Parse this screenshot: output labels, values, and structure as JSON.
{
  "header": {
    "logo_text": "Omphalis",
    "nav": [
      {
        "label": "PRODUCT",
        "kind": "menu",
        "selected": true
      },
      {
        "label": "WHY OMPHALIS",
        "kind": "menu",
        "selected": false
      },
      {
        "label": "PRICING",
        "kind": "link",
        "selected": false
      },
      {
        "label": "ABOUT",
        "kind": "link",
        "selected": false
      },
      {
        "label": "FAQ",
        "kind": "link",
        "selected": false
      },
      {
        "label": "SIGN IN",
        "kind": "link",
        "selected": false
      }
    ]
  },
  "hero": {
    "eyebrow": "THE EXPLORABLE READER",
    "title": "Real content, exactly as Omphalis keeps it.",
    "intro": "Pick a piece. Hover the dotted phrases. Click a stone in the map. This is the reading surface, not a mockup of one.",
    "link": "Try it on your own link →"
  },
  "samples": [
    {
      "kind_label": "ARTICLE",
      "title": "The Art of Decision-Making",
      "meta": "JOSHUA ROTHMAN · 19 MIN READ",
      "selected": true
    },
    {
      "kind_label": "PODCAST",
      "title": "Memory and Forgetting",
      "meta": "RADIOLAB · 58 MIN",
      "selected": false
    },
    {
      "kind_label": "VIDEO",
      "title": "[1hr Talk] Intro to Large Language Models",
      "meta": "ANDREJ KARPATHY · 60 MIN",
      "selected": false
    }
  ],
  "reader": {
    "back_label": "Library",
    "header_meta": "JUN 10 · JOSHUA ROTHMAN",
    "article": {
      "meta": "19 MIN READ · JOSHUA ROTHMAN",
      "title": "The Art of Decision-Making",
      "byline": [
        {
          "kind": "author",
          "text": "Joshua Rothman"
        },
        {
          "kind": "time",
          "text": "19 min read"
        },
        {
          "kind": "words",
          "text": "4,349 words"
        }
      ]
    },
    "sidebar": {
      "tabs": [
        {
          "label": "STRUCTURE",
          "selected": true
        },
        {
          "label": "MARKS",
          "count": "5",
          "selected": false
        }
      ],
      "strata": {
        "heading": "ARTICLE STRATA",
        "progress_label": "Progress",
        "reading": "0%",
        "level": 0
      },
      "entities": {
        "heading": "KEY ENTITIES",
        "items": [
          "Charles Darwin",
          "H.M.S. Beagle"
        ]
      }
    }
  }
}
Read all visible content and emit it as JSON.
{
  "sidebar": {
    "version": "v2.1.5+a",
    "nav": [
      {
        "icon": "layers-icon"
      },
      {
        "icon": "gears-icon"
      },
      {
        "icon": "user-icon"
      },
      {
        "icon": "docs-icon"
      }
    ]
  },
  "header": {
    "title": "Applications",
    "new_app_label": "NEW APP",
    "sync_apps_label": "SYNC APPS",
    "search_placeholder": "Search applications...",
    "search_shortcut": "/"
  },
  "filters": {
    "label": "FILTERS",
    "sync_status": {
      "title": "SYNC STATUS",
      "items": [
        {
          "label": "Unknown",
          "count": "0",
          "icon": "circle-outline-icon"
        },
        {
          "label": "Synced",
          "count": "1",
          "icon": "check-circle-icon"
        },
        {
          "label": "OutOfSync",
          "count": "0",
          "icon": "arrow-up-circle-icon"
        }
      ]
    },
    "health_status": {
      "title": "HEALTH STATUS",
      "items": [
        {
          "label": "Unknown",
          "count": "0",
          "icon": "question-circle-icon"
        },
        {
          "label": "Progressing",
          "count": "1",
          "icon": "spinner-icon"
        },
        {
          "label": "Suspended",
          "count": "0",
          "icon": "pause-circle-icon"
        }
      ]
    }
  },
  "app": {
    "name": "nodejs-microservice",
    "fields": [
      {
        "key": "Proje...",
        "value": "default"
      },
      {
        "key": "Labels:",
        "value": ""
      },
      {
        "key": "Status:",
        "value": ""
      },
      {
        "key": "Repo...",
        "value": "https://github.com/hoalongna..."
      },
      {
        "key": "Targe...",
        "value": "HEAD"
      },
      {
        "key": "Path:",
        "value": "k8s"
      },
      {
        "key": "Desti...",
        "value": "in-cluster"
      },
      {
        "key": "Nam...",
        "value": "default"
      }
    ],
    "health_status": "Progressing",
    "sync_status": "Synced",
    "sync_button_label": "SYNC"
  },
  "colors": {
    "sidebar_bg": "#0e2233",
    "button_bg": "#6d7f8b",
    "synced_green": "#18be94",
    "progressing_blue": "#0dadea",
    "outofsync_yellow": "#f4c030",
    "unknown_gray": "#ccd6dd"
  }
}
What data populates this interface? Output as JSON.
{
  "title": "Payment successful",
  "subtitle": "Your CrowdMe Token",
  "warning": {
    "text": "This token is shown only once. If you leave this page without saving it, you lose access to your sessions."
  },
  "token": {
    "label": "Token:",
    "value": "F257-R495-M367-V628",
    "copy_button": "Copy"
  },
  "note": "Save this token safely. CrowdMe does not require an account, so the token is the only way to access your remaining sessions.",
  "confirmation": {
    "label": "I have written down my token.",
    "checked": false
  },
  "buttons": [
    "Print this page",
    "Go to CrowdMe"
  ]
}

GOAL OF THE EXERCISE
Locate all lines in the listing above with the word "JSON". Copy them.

SOLUTION TO THE EXERCISE
Parse this screenshot: output labels, values, and structure as JSON.
Read all visible content and emit it as JSON.
What data populates this interface? Output as JSON.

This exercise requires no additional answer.